*** Records provided ***

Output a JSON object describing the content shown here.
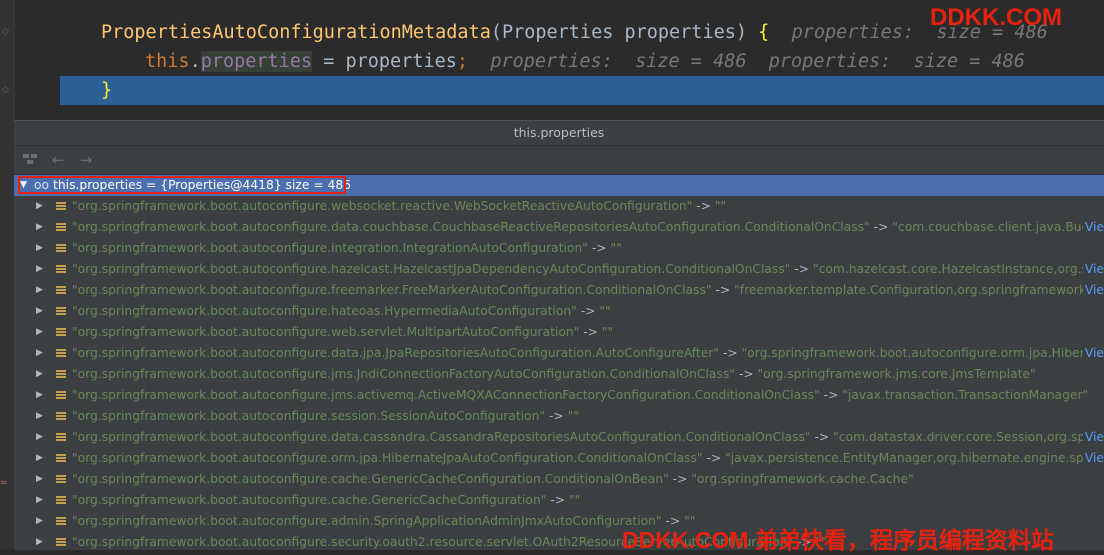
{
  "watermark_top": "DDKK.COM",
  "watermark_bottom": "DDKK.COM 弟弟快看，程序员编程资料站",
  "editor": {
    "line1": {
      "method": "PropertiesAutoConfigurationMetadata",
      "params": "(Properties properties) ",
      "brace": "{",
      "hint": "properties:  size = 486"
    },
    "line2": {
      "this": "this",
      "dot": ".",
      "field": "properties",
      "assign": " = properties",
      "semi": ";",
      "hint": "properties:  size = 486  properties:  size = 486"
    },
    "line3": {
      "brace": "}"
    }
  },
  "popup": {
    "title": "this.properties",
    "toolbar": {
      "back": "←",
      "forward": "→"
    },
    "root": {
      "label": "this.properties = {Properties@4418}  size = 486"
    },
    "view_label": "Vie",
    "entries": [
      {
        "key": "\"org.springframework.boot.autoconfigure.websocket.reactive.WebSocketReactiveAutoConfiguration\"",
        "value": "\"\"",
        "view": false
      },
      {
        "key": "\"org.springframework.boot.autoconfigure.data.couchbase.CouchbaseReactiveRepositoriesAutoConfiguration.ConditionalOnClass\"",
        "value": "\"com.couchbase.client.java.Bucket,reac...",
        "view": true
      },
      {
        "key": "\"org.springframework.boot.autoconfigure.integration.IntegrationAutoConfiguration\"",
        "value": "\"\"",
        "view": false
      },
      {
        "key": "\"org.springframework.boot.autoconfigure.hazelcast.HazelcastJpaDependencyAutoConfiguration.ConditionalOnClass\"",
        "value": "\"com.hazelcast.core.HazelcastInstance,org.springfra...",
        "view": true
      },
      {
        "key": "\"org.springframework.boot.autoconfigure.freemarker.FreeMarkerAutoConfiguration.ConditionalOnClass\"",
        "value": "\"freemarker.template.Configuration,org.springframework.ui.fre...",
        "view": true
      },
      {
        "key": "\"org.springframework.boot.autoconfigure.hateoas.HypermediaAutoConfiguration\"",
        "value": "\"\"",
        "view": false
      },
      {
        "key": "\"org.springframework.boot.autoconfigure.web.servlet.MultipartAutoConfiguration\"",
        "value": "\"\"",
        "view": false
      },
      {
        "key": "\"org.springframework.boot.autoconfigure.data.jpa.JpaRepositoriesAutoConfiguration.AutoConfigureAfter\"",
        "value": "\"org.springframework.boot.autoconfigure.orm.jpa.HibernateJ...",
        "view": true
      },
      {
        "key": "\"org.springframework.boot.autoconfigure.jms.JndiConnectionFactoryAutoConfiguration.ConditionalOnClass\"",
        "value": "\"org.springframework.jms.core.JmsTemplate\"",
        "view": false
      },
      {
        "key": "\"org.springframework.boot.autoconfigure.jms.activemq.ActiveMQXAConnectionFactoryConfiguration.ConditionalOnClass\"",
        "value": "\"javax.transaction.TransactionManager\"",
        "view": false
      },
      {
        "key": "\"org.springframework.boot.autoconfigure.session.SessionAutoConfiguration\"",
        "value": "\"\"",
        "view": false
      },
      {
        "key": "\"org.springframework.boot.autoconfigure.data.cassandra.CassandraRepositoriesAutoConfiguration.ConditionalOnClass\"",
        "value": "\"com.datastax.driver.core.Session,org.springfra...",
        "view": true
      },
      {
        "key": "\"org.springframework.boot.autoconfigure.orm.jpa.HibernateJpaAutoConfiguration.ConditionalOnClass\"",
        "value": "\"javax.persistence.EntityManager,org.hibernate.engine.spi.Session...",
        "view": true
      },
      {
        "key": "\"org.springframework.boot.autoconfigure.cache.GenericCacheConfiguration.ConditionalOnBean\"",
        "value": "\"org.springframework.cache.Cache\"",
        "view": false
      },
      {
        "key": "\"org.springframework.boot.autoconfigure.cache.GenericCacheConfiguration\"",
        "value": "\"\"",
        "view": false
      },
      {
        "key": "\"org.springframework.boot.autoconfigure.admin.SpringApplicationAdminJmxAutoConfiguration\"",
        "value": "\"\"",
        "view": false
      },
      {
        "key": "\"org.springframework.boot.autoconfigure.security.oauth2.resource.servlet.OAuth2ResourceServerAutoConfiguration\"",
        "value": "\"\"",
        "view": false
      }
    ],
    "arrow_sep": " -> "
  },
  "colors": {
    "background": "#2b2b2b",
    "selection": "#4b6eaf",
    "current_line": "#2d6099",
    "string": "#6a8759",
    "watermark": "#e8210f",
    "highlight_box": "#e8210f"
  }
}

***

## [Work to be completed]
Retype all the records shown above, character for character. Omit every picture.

## [Exercise answer]
Output a JSON object describing the content shown here.
{
  "watermark_top": "DDKK.COM",
  "watermark_bottom": "DDKK.COM 弟弟快看，程序员编程资料站",
  "editor": {
    "line1": {
      "method": "PropertiesAutoConfigurationMetadata",
      "params": "(Properties properties) ",
      "brace": "{",
      "hint": "properties:  size = 486"
    },
    "line2": {
      "this": "this",
      "dot": ".",
      "field": "properties",
      "assign": " = properties",
      "semi": ";",
      "hint": "properties:  size = 486  properties:  size = 486"
    },
    "line3": {
      "brace": "}"
    }
  },
  "popup": {
    "title": "this.properties",
    "toolbar": {
      "back": "←",
      "forward": "→"
    },
    "root": {
      "label": "this.properties = {Properties@4418}  size = 486"
    },
    "view_label": "Vie",
    "entries": [
      {
        "key": "\"org.springframework.boot.autoconfigure.websocket.reactive.WebSocketReactiveAutoConfiguration\"",
        "value": "\"\"",
        "view": false
      },
      {
        "key": "\"org.springframework.boot.autoconfigure.data.couchbase.CouchbaseReactiveRepositoriesAutoConfiguration.ConditionalOnClass\"",
        "value": "\"com.couchbase.client.java.Bucket,reac...",
        "view": true
      },
      {
        "key": "\"org.springframework.boot.autoconfigure.integration.IntegrationAutoConfiguration\"",
        "value": "\"\"",
        "view": false
      },
      {
        "key": "\"org.springframework.boot.autoconfigure.hazelcast.HazelcastJpaDependencyAutoConfiguration.ConditionalOnClass\"",
        "value": "\"com.hazelcast.core.HazelcastInstance,org.springfra...",
        "view": true
      },
      {
        "key": "\"org.springframework.boot.autoconfigure.freemarker.FreeMarkerAutoConfiguration.ConditionalOnClass\"",
        "value": "\"freemarker.template.Configuration,org.springframework.ui.fre...",
        "view": true
      },
      {
        "key": "\"org.springframework.boot.autoconfigure.hateoas.HypermediaAutoConfiguration\"",
        "value": "\"\"",
        "view": false
      },
      {
        "key": "\"org.springframework.boot.autoconfigure.web.servlet.MultipartAutoConfiguration\"",
        "value": "\"\"",
        "view": false
      },
      {
        "key": "\"org.springframework.boot.autoconfigure.data.jpa.JpaRepositoriesAutoConfiguration.AutoConfigureAfter\"",
        "value": "\"org.springframework.boot.autoconfigure.orm.jpa.HibernateJ...",
        "view": true
      },
      {
        "key": "\"org.springframework.boot.autoconfigure.jms.JndiConnectionFactoryAutoConfiguration.ConditionalOnClass\"",
        "value": "\"org.springframework.jms.core.JmsTemplate\"",
        "view": false
      },
      {
        "key": "\"org.springframework.boot.autoconfigure.jms.activemq.ActiveMQXAConnectionFactoryConfiguration.ConditionalOnClass\"",
        "value": "\"javax.transaction.TransactionManager\"",
        "view": false
      },
      {
        "key": "\"org.springframework.boot.autoconfigure.session.SessionAutoConfiguration\"",
        "value": "\"\"",
        "view": false
      },
      {
        "key": "\"org.springframework.boot.autoconfigure.data.cassandra.CassandraRepositoriesAutoConfiguration.ConditionalOnClass\"",
        "value": "\"com.datastax.driver.core.Session,org.springfra...",
        "view": true
      },
      {
        "key": "\"org.springframework.boot.autoconfigure.orm.jpa.HibernateJpaAutoConfiguration.ConditionalOnClass\"",
        "value": "\"javax.persistence.EntityManager,org.hibernate.engine.spi.Session...",
        "view": true
      },
      {
        "key": "\"org.springframework.boot.autoconfigure.cache.GenericCacheConfiguration.ConditionalOnBean\"",
        "value": "\"org.springframework.cache.Cache\"",
        "view": false
      },
      {
        "key": "\"org.springframework.boot.autoconfigure.cache.GenericCacheConfiguration\"",
        "value": "\"\"",
        "view": false
      },
      {
        "key": "\"org.springframework.boot.autoconfigure.admin.SpringApplicationAdminJmxAutoConfiguration\"",
        "value": "\"\"",
        "view": false
      },
      {
        "key": "\"org.springframework.boot.autoconfigure.security.oauth2.resource.servlet.OAuth2ResourceServerAutoConfiguration\"",
        "value": "\"\"",
        "view": false
      }
    ],
    "arrow_sep": " -> "
  },
  "colors": {
    "background": "#2b2b2b",
    "selection": "#4b6eaf",
    "current_line": "#2d6099",
    "string": "#6a8759",
    "watermark": "#e8210f",
    "highlight_box": "#e8210f"
  }
}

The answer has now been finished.